A week of fierce fighting between anti-communist insurgents and Afghan government forces holding the strategic city of Jalalabad has killed scores of people and wounded hundreds, a guerrilla spokesman said Saturday.
Guerrillas blasted Jalalabad in a relentless attack with long-range rockets and heavy artillery, said Mohammed Shoaib of the Jamaat-i-Islami insurgent group.
Jalalabad is seen by the guerrillas as a stepping stone to the capital of Kabul, 75 miles to the west.
Several guerrilla sources said the insurgents now control a key government garrison on the outskirts of Jalalabad, which is 45 miles west of the border with Pakistan where many guerrilla groups are based.
The guerrillas captured as many as 500 government troops in the battle for the post, said Naeem Majrooh of the Afghan Information Center, which opposes the Marxist government. He said casualty figures “are very high.”
The government of Afghan President Najibullah said 1,500 guerrillas had been killed in the week’s fighting around Jalalabad.
In Moscow, Boris N. Yeltsin, the former Moscow Communist Party chief, said in a speech Saturday that only four men made the fateful decision in 1979 to send Soviet troops into Afghanistan: President Leonid I. Brezhnev, Defense Minister Dmitri F. Ustinov, Foreign Minister Andrei A. Gromyko and Politburo ideologist Mikhail A. Suslov.
He said that Brezhnev, Gromyko, Ustinov and Suslov made the fateful decision “and then told the Politburo.”
Yeltsin, who was demoted from Moscow party chief after criticizing the party leadership, was the first official to name the individuals involved in the decision, which led to the deaths of 15,000 Soviet troops.

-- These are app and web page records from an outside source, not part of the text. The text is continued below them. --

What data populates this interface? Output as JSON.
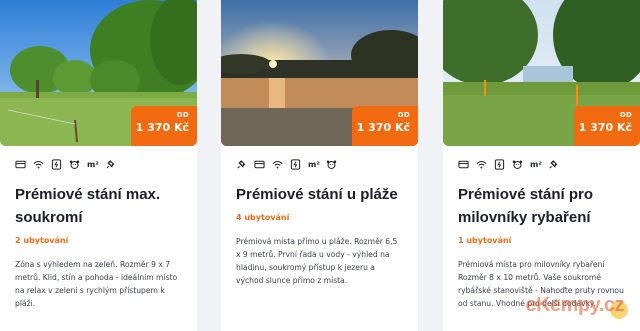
{
  "cards": [
    {
      "price_prefix": "OD",
      "price": "1 370 Kč",
      "amenities": [
        "card-icon",
        "wifi-icon",
        "power-socket-icon",
        "dog-icon",
        "area-m2-icon",
        "plug-icon"
      ],
      "area_label": "m²",
      "title": "Prémiové stání max. soukromí",
      "count": "2 ubytování",
      "description": "Zóna s výhledem na zeleň. Rozměr 9 x 7 metrů. Klid, stín a pohoda - ideálním místo na relax v zeleni s rychlým přístupem k pláži."
    },
    {
      "price_prefix": "OD",
      "price": "1 370 Kč",
      "amenities": [
        "plug-icon",
        "card-icon",
        "wifi-icon",
        "power-socket-icon",
        "area-m2-icon",
        "dog-icon"
      ],
      "area_label": "m²",
      "title": "Prémiové stání u pláže",
      "count": "4 ubytování",
      "description": "Prémiová místa přímo u pláže. Rozměr 6,5 x 9 metrů. První řada u vody - výhled na hladinu, soukromý přístup k jezeru a východ slunce přímo z místa."
    },
    {
      "price_prefix": "OD",
      "price": "1 370 Kč",
      "amenities": [
        "card-icon",
        "wifi-icon",
        "power-socket-icon",
        "dog-icon",
        "area-m2-icon",
        "plug-icon"
      ],
      "area_label": "m²",
      "title": "Prémiové stání pro milovníky rybaření",
      "count": "1 ubytování",
      "description": "Prémiová místa pro milovníky rybaření Rozměr 8 x 10 metrů. Vaše soukromé rybářské stanoviště - Nahoďte pruty rovnou od stanu. Vhodné pro delší dodávky."
    }
  ],
  "watermark": "eKempy.cz",
  "colors": {
    "accent": "#f26a10"
  }
}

It had long been believed that only a few top officials were involved.